Strict rules still limit who can ultimately take advantage of the invite code and purchase a prototype. For example, you must be 18 years old and a US resident, so adults living in the UK and Australia aren't eligible just yet.
Google Glass now ships to US addresses, though the company still encourages beta testers to pick it up in person at its New York, San Francisco or Los Angeles offices. LA, specifically Venice Beach, is where I went for my "fitting experience" with a friendly Glass guide named Frank.
The Google employee helped with my Google Glass unboxing, adjusted the nose pads, tweaked the delicate nose stems and shaped the malleable titanium head band until it didn't sit so crooked on my face.
Within five minutes it looked perfect, or at least as perfect as one can appear with a wearable computer sitting on their face.
Though pliable, the titanium head band remains durable as it stretches from ear to ear. It runs alongside a plastic casing that hides Glass' key components and gives it an overall clean look. This subtle style makes the exposed parts like the camera lens in the front stand out even more - for better or worse.
Everyone's attention is also immediately drawn to the adjacent cube-shaped glass prism that sits above the right eye. It has a 640 x 360 resolution and hangs just out of the way of the wearer's line of sight. For the wearer, this personalized display acts as a much bigger screen, one that's equivalent to a 25-inch HDTV sitting eight feet away.
The Google Glass dimensions are 5.25-inches at its widest point and 8-inches at its longest point. It's too long and wide to fit into my pocket, even though I've been able to carry a Nexus 7 tablet in my jeans' back pocket with a little squeeze.
Society has banned fanny packs and the titanium head band doesn't collapse, so storage options are limited. When out and about it's either on my face or in the complementary case, which I stow in a backpack. There's no in-between.
Google Glass 2 is almost indistinguishable from its predecessor, and the fact that it comes in the same colors doesn't help.

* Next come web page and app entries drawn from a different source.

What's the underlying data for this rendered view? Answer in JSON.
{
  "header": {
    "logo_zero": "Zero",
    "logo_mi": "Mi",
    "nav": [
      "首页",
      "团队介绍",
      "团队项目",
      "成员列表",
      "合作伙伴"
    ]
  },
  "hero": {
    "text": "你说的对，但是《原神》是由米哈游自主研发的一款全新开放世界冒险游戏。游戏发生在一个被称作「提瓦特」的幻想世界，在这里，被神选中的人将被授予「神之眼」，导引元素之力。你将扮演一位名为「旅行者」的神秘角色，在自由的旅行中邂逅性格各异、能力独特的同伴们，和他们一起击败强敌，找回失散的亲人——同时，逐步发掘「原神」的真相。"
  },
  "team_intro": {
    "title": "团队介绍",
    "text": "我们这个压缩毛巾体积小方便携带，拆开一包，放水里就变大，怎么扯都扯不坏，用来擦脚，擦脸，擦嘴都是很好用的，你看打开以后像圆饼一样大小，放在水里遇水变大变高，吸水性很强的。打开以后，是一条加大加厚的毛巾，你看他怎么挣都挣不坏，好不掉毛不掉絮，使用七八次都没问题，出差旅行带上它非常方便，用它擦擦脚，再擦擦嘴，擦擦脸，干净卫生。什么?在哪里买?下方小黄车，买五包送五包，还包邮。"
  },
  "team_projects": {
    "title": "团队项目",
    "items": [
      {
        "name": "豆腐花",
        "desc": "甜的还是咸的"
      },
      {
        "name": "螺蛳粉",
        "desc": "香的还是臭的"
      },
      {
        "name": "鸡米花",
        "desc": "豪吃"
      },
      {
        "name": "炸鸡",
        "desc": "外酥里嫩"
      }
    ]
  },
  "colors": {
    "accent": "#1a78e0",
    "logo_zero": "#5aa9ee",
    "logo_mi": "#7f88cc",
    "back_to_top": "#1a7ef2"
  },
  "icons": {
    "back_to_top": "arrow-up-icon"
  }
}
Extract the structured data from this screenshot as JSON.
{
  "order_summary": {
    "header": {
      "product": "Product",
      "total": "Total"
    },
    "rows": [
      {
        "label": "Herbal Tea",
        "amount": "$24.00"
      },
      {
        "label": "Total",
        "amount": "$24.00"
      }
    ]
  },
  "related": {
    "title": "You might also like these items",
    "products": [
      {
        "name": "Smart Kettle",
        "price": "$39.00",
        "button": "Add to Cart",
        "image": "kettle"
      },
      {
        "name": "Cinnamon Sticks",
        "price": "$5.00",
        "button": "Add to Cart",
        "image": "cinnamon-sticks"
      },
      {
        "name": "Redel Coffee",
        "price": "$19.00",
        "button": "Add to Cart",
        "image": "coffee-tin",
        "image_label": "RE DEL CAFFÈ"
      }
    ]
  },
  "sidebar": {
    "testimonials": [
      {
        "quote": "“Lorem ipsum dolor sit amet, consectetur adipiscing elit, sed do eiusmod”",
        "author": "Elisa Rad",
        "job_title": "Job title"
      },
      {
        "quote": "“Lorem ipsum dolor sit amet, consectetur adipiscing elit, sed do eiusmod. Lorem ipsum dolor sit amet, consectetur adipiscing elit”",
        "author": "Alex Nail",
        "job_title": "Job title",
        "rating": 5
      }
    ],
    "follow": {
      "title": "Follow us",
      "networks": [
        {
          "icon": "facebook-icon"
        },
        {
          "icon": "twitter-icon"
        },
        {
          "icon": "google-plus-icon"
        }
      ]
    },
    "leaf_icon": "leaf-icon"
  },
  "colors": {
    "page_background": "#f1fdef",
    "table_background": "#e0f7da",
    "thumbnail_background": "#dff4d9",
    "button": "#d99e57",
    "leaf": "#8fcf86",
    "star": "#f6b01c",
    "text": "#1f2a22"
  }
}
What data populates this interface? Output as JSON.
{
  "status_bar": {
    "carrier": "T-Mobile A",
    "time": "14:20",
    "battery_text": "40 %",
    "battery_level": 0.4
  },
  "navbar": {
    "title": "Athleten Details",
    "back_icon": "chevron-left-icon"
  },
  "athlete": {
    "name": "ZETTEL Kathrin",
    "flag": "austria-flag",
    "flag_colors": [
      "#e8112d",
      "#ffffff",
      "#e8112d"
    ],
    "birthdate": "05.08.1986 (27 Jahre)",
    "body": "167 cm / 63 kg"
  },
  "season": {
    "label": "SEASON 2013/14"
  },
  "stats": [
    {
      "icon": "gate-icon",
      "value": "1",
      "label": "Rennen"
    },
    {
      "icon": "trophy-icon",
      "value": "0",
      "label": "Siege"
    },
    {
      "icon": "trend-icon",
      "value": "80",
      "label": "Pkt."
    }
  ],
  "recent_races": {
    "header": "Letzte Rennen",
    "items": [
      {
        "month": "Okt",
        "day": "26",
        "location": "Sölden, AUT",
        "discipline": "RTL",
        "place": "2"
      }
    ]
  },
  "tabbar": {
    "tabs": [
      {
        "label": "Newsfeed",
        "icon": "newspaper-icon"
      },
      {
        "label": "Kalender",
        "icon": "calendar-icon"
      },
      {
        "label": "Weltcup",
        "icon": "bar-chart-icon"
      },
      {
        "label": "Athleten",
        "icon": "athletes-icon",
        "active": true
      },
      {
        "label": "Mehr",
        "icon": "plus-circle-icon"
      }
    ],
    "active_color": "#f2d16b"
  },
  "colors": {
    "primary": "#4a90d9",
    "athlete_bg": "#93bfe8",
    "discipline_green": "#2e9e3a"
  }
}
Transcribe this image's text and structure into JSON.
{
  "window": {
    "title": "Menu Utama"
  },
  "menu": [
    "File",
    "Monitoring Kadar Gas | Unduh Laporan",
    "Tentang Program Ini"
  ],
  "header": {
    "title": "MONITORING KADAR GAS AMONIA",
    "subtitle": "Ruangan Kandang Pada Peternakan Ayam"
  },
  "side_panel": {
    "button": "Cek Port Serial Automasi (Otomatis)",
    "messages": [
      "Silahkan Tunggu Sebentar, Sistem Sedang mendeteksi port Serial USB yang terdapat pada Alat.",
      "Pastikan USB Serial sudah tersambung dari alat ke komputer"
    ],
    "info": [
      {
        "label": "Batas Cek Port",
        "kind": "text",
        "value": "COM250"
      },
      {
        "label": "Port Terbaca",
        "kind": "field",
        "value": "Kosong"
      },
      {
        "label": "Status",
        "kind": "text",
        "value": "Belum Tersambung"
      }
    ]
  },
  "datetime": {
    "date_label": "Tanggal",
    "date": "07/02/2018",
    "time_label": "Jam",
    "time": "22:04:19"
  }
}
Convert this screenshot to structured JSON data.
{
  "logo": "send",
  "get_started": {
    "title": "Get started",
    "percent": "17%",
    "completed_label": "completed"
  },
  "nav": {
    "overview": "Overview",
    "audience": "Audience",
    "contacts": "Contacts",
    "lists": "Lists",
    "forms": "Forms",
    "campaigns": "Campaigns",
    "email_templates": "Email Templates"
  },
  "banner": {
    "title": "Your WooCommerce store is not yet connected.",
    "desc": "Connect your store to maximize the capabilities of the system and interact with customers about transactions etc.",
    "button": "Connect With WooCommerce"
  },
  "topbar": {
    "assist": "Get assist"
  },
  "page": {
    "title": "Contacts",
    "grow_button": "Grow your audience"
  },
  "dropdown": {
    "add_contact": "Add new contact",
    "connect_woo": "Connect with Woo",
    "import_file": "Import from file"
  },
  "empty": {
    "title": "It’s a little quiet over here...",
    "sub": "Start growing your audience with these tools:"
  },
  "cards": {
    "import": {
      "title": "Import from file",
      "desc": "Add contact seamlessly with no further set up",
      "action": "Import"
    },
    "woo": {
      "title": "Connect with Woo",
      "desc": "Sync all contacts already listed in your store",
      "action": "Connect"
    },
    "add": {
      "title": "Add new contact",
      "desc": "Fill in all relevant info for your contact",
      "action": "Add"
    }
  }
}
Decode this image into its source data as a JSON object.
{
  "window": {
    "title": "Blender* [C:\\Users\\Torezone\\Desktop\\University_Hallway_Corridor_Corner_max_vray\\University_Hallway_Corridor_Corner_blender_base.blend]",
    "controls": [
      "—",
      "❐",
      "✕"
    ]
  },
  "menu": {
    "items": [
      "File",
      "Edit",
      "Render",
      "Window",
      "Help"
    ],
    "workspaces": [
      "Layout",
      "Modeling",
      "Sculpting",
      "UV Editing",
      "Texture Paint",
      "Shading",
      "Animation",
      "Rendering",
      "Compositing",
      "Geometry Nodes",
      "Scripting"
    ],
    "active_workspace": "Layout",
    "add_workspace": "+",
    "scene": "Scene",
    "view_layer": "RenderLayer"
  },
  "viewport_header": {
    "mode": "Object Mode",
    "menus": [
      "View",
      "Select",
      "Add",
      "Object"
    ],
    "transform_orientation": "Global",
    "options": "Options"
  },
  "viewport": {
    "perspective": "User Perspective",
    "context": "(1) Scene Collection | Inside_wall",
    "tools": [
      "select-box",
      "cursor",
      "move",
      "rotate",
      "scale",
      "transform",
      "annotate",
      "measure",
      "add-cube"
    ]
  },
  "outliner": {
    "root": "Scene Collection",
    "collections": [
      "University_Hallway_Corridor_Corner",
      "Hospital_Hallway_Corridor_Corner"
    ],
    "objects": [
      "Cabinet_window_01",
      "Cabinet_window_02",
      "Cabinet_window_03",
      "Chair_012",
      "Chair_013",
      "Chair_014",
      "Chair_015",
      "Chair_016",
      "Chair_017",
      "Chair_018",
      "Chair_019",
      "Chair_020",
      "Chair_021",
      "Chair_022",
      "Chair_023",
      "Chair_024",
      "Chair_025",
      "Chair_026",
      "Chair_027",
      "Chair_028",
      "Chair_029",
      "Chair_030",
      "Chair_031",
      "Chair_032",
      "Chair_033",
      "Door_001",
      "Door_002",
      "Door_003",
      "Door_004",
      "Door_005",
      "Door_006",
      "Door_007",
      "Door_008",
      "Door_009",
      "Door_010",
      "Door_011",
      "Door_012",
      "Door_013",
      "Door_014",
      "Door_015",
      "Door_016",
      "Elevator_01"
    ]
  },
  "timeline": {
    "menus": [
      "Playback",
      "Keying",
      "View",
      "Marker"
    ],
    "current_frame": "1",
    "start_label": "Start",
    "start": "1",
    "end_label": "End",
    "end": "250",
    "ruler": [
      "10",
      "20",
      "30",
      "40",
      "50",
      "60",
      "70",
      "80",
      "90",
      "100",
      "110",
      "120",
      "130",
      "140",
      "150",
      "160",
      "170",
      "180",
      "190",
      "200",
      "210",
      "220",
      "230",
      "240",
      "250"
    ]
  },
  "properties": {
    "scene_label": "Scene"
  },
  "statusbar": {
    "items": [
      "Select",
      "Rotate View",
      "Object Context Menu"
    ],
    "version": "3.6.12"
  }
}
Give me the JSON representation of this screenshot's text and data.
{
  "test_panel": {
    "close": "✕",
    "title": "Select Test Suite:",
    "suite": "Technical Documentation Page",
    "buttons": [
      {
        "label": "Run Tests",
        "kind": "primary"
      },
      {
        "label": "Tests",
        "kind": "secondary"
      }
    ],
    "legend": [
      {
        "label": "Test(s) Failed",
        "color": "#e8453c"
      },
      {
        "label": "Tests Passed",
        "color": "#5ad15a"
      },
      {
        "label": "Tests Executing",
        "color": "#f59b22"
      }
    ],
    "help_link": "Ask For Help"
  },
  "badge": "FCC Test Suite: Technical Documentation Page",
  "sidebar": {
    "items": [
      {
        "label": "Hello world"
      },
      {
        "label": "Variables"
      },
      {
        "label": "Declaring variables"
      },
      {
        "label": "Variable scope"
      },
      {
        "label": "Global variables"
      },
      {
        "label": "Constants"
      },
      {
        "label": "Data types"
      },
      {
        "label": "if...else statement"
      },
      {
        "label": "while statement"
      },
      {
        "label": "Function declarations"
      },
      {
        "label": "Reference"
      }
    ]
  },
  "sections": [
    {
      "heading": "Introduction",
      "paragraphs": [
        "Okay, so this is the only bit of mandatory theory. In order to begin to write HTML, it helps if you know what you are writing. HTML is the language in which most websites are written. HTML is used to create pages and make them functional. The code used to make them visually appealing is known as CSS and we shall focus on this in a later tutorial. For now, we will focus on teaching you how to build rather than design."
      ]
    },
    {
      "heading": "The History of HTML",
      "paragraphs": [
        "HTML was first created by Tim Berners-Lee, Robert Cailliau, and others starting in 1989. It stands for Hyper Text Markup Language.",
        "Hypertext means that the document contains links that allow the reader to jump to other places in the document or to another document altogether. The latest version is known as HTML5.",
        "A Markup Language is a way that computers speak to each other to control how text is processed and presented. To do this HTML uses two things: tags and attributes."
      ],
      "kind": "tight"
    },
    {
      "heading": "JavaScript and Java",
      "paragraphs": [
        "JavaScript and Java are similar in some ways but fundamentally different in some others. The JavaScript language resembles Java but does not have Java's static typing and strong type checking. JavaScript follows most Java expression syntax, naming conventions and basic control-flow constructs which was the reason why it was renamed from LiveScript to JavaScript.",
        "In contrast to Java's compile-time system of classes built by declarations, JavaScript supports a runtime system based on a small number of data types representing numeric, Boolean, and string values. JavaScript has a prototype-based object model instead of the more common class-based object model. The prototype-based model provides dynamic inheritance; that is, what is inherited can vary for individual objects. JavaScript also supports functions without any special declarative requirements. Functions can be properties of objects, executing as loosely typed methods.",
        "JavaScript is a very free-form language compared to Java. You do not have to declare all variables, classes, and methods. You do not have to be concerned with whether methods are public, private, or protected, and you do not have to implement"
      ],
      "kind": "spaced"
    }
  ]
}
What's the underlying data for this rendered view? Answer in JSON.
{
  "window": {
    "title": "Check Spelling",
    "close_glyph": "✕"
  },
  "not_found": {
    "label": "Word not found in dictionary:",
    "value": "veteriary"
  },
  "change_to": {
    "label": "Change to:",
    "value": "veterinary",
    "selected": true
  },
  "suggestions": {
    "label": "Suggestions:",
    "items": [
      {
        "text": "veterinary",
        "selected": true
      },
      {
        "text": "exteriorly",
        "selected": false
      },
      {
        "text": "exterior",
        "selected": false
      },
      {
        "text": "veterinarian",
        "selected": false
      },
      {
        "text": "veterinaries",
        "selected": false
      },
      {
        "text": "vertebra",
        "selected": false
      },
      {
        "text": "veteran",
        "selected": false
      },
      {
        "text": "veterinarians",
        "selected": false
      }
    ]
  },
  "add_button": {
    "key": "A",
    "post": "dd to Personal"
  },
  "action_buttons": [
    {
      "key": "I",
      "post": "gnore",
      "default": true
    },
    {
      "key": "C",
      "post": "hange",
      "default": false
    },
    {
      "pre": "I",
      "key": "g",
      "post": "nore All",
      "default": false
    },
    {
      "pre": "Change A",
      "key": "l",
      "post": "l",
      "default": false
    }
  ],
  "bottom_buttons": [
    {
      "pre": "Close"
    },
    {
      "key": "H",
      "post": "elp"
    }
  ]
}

The options are black, orange, gray, white and blue. Or, as the Glass guides insisted: charcoal, tangerine, shale, cotton and sky.
Charcoal and cotton, the two non-color colors, appear to be the most popular, as they were initially sold out when I first entered my invite code to buy Google Glass. Luckily, before my seven-day invite expired, both options became available and I chose white. The choice made online actually didn't matter until I got to the on-site appointment. I was given one last chance to switch colors during the moment of truth.
The glaring exception to Glass' svelte design is the battery that rests behind the right ear and juts out rather noticeably. It's too big, yet it's not big enough for a full day's charge.
Even with the bulkiness of the battery and durable frame, Google Glass is extremely lightweight and comfortable resting on my face. It weights just 42 grams (1.48 oz) and because everything, including the screen, is just out of my line of sight I often forget I'm wearing it.
At first, Google Glass did give me slight headaches as I strained my right eye to focus on the tiny prism in the top right corner of my vision. The team at the Venice headquarters did forewarn me about this, instructing me not to use Glass for more than a few hours the first couple of days. It's incredibly unnatural to have just one eye focus on a screen while the other goes without use, but my eyes and brain adjusted to the phenomenon to the point where it's intuitive.
Like a modern smartphone, there are few physical buttons and ports on Google Glass. That's because most of the interaction is done via a long 3.25-inch touchpad on the right side. Underneath the touchpad is a micro USB port for charging the device and on the top is a camera button that's great for quick snaps in noisy environments.
The most discreet button is tucked away on the inside on the touchpad and near the temple. Giving it a light press turns Google Glass on and powers up the all-important apps.